Comox experience shows what is possible when a local government has a strong working relationshipwith the stewardship sector, and leads by example to implement responsible water balance management. This is a key message in Town of Comox – A ‘Beacon of Hope’, a Watershed Case Profile document released by the Partnership for Water Sustainability in BC at the meeting of Comox Council on September 11.
“The Town’s story comprises three building blocks. Over the past decade, experience gained and lessons learned through the Lower Brooklyn Creek channel enhancement project and Northeast Comox land development planning process have been integrated into the Draft Anderton Corridor Neighbourhood Concept Plan for Middle Brooklyn Creek,” observed Kim Stephens, Partnership Executive Director.
“Along the way, the Town of Comox has established three provincial firsts.
1) Changed engineering practice and implemented the Water Balance Methodology in Northeast Comox to reduce downhill risk.
2) Became the first demonstration application for testing EAP, the Ecological Accounting Process, for valuation of the Brooklyn Creek corridor. 3) Changed the Draft Anderton Corridor Neighbourhood Concept Plan in mid-project to enhance the ‘Package of Ecological Services’,” he added.
“The ecological services within Brooklyn Creek are integral components of the Town’s core services of rainwater management, parks and fish habitat protection. Once the Town switched to viewing ecological services as core municipal services, we then asked ourselves: how can we do things better? “The Draft Anderton Corridor Neighbourhood Concept Plan is the result,” stated Mayor Russ Arnott.
“The Town is reconnecting hydrology and ecology by embarking on a systems approach on all levels.
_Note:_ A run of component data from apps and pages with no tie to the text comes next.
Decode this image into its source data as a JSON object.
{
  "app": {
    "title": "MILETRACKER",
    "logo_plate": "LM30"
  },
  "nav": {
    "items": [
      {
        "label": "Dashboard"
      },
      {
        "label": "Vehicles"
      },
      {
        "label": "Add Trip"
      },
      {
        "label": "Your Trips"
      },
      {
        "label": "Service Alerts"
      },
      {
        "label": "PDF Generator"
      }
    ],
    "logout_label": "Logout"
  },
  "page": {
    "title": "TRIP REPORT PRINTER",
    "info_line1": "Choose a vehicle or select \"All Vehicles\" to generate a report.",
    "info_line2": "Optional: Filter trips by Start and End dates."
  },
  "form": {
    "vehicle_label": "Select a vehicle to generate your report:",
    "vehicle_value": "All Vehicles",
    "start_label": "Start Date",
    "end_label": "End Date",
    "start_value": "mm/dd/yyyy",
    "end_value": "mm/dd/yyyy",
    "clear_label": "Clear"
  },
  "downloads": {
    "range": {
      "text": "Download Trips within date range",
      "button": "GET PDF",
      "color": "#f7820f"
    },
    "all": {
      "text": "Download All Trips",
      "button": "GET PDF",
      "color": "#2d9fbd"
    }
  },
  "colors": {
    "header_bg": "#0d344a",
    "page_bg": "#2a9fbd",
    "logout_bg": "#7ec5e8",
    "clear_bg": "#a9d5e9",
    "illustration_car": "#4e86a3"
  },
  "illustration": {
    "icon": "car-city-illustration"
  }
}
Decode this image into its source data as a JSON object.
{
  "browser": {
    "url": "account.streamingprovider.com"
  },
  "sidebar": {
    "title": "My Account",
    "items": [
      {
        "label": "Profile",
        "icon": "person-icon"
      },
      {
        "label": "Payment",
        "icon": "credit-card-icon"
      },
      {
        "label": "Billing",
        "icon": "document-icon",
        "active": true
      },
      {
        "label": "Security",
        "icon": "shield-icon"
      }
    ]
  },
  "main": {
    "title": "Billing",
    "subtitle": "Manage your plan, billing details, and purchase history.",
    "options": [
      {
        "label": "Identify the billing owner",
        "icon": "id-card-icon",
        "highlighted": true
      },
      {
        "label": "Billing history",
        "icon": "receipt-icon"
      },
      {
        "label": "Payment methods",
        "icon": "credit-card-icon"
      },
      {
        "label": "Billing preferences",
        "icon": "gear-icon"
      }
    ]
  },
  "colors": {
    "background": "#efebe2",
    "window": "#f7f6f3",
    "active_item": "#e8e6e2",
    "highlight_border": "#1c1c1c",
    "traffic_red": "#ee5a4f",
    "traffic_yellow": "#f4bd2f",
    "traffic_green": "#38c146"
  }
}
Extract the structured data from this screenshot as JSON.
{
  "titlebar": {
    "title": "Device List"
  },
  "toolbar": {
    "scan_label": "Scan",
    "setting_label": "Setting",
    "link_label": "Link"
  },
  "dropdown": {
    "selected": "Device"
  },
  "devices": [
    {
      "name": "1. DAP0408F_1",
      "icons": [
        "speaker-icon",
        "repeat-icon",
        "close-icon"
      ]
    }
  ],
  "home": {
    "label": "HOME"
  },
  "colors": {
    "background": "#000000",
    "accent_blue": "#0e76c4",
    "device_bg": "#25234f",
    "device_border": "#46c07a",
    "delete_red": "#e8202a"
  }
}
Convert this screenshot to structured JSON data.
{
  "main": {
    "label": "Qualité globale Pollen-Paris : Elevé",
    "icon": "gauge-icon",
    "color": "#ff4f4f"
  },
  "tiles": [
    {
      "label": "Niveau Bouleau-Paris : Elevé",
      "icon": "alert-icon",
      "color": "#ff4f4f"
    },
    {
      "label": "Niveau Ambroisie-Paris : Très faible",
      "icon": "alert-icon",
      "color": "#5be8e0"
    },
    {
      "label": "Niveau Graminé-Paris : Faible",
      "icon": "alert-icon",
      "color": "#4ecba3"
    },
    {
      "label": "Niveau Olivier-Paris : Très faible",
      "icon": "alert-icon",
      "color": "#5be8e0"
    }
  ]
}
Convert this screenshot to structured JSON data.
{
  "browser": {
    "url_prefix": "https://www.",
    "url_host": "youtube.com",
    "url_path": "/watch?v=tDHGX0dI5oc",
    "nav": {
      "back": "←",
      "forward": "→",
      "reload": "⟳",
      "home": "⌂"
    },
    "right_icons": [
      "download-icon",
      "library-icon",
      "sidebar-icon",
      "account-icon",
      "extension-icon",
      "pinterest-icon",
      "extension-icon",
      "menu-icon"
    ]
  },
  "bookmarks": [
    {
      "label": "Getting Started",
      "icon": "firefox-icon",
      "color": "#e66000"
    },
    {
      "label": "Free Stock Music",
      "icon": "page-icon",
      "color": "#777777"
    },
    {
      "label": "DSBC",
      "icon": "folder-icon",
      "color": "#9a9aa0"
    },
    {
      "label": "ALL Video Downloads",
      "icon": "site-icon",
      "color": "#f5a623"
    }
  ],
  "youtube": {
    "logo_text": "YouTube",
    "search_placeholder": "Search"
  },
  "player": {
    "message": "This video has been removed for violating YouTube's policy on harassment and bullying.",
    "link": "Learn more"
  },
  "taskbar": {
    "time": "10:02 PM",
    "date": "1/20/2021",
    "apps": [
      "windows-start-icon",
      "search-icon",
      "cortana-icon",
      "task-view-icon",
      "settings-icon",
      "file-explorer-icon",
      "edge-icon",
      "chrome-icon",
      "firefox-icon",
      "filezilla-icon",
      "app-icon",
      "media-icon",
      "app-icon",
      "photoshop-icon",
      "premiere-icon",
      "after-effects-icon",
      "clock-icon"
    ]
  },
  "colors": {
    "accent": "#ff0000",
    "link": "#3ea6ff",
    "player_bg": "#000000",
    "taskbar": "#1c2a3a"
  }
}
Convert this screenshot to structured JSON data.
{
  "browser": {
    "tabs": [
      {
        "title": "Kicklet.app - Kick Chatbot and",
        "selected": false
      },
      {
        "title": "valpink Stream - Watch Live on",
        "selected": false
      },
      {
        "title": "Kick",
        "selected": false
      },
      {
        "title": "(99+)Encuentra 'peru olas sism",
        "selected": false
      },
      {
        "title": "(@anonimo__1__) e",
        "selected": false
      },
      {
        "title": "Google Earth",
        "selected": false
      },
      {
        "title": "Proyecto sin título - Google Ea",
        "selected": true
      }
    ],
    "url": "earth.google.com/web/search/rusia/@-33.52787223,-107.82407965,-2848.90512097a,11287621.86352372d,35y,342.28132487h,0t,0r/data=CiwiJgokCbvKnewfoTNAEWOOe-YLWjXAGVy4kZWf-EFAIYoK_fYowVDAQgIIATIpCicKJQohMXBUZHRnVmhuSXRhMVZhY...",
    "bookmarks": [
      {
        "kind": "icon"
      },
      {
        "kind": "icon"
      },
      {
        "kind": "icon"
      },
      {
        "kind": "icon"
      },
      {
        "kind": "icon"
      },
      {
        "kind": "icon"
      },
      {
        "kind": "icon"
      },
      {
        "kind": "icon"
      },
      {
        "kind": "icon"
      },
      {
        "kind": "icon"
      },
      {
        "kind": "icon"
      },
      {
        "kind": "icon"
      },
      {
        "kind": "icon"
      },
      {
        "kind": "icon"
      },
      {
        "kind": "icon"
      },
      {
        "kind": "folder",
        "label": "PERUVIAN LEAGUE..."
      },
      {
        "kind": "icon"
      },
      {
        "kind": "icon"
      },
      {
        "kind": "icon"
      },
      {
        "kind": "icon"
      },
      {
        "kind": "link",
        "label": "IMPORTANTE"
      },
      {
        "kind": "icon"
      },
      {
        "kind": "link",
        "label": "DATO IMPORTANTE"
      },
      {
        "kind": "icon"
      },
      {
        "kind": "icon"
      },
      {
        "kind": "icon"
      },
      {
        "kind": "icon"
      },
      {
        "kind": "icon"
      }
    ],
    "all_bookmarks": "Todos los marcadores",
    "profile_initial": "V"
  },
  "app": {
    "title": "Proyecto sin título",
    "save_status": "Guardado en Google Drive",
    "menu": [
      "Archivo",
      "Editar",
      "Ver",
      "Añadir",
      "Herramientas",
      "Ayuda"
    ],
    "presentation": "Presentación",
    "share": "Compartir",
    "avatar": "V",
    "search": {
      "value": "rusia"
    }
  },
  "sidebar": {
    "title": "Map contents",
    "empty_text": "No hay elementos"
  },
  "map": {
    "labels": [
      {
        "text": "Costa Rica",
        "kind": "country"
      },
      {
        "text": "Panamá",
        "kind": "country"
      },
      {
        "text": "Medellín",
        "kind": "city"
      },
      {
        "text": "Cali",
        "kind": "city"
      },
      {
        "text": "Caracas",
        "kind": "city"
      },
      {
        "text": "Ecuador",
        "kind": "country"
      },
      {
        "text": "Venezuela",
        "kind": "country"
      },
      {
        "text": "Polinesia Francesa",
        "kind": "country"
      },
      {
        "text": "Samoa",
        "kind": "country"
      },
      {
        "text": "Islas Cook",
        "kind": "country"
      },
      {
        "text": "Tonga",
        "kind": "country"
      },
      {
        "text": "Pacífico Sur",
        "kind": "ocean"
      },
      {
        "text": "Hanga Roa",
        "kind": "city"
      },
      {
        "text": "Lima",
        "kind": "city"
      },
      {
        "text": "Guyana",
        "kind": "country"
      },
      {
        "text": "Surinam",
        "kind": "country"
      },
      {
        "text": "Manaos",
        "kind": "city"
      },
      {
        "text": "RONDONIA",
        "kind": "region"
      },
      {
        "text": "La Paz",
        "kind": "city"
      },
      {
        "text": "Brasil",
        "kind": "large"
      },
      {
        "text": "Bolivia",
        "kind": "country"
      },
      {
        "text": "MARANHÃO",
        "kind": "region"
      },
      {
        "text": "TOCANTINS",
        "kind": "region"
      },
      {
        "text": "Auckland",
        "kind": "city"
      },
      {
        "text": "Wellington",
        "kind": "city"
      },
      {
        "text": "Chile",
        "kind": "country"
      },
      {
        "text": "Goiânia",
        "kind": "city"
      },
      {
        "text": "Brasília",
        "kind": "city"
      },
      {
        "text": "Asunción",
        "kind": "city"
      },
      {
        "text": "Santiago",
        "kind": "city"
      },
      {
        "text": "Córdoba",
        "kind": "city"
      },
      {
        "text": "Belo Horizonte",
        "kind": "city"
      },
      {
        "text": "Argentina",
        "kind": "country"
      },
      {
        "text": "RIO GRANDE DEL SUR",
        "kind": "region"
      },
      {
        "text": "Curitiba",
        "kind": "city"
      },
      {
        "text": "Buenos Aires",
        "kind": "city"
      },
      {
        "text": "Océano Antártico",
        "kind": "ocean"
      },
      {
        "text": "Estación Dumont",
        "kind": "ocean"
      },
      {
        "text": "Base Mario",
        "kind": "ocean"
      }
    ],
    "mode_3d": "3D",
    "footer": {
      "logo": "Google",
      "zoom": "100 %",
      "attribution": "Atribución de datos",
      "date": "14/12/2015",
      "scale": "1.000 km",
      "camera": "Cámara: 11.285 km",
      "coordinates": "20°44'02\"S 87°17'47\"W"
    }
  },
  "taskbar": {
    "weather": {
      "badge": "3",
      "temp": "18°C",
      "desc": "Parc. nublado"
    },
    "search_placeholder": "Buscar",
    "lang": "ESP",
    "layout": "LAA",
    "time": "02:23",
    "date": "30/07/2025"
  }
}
The approach includes amending bylaws, training staff, educating the development community and homeowners, creating new procedures, and formalizing roles and responsibilities.”
FOR MORE INFORMATION:
CONTACT: Partnership for Water Sustainability – Kim Stephens, Executive Director or 604-817-4657